How do Floridians know the seasons have changed? No the palm trees do not turn crimson and orange. I could give you the old line about “The license tags change colors.” Another sign of change …
Red Hot Reds in Shallow St. Augustine
[St. Augustine, FL–] We were not fishing the prime tide in the spartina marsh lining the east side of the Intracoastal Waterway north of St. Augustine, but apparently that didn’t matter to the hungry redfish.
Past the flood stage, water was slowly draining out of the grass flats. But there were still plenty of small black crabs clinging to the emergent greenery, prompting the reds to tail and slurp enthusiastically.
“See him? His whole back’s out of the water,” captain James Dumas pointed to a dark hump on the surface. “He’s almost in range.”
Standing on the bow of Dumas’ skiff, I saw the hump submerge and pop up again with a small splash.
“He just ate a mullet!” Dumas exclaimed.
I made a short cast with the 8-wt fly rod, aiming a few feet in front of where I believed the red’s nose was pointed. But the breeze overcame the fly line and the leggy, purple-and-black crab pattern landed behind the fish.
I quickly stripped the line back in and made another cast to the obediently stationary fish, but that, too, was errant.
The third cast proved the charm, with the fly planted correctly in front of the target.
“Start bumping it,” Dumas directed. “Now he’ll eat it.”
Dumas was right: I moved the fly a bit and the red chomped on it decisively.
After a brief tussle in the grass, I brought the fish up to the gunwales to be photographed and released.
“They’ll keep giving you shots till you hit the fish or you stomp on the boat,” he said.
Now it was Vaughn Cochran’s turn on the bow and he quickly caught and released a slightly larger red on fly.
What fun! Cochran and I were fishing the late October full moon which pulls king tides into the shallows, greatly expanding the habitat of redfish bulking up on crabs for winter. Had our schedules permitted arriving an hour earlier– before the tide started draining out–we likely would have hooked even more fish. And nobody knows their habits like Dumas, operator of Drumman Charters.

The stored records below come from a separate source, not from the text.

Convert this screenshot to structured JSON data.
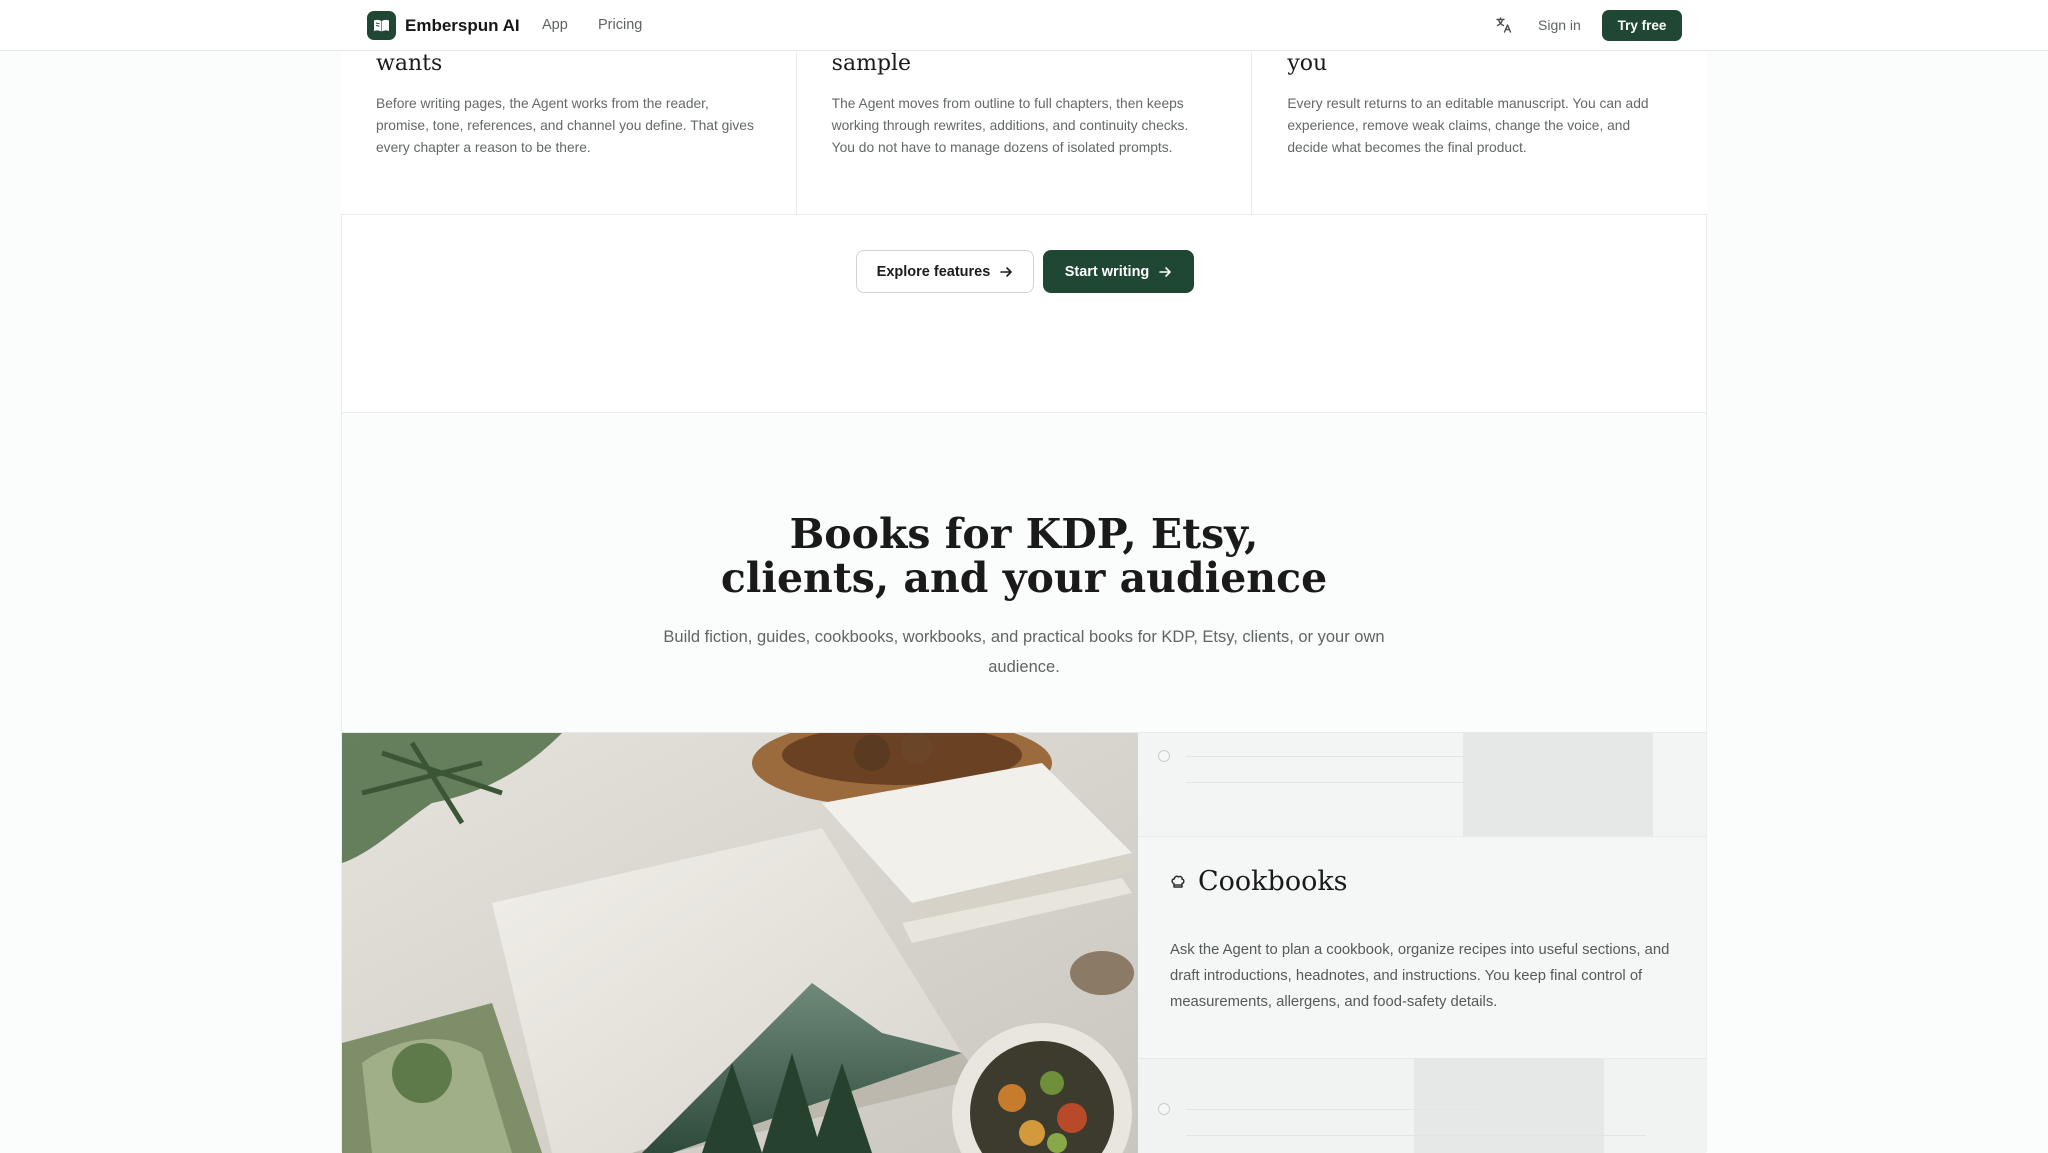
{
  "nav": {
    "brand": "Emberspun AI",
    "links": [
      "App",
      "Pricing"
    ],
    "sign_in": "Sign in",
    "try_free": "Try free",
    "icons": {
      "logo": "open-book-icon",
      "language": "translate-icon"
    }
  },
  "features": [
    {
      "title": "wants",
      "body": "Before writing pages, the Agent works from the reader, promise, tone, references, and channel you define. That gives every chapter a reason to be there."
    },
    {
      "title": "sample",
      "body": "The Agent moves from outline to full chapters, then keeps working through rewrites, additions, and continuity checks. You do not have to manage dozens of isolated prompts."
    },
    {
      "title": "you",
      "body": "Every result returns to an editable manuscript. You can add experience, remove weak claims, change the voice, and decide what becomes the final product."
    }
  ],
  "cta": {
    "explore": "Explore features",
    "start": "Start writing"
  },
  "books_section": {
    "title_line1": "Books for KDP, Etsy,",
    "title_line2": "clients, and your audience",
    "subtitle": "Build fiction, guides, cookbooks, workbooks, and practical books for KDP, Etsy, clients, or your own audience."
  },
  "showcase": {
    "card_title": "Cookbooks",
    "card_icon": "chef-hat-icon",
    "card_body": "Ask the Agent to plan a cookbook, organize recipes into useful sections, and draft introductions, headnotes, and instructions. You keep final control of measurements, allergens, and food-safety details."
  },
  "colors": {
    "brand_green": "#1f4733",
    "text_dark": "#1a1a1a",
    "text_muted": "#646868",
    "border": "#eceeee"
  }
}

“When it gets cold, they get shallower,” Dumas said. “They get in big schools on the flats. They get in the creeks too. The best creeks are the ones that empty into basins.”
The guide said he typically switches to small shrimp patterns and Clousers in wintertime when waters become clearer. Non-fly fishers can use live shrimp or cast artificials like D.O.A.’s or Z-man Shrimpz.
And redfish aren’t the only targets in the cool season. Fly anglers get shots at flounder by bumping Clousers in pot holes while live baiters toss mullet or minnows. For sea trout, the ubiquitous Cajun Thunder– a rattling float to which you can attach a live bait or a soft-plastic shrimp lure– is probably the best choice. For fly anglers, poppers are tops.
One of the most popular local spots for shore and wade fishing is the Guana Tolomato Matanzas National Estuarine Research Reserve located just off A-1-A about halfway between St. Augustine and Jacksonville Beach. When the dam between the Guana River and Lake Ponte Vedra is open, anglers enjoy good catches of flounder, redfish and other species on foot using finger mullet, crabs and other live baits.
The St. Augustine area has plenty more to offer besides shallow-water fishing. Check out this blog later for more on bottom fishing; dining, and unique attractions on Florida’s First Coast.
Sue Cocking chronicles the Guy Harvey Outpost travel and adventure experience in regular blog posts on GuyHarveyOutpostNews.com/. For 21 years, Cocking covered the full spectrum of outdoors adventure opportunities in South Florida and beyond for the Miami Herald, including fishing, diving, hunting, paddling camping, sailing and powerboat racing. She is a certified scuba diver and holder of an IGFA women’s world fly fishing record for a 29-pound permit.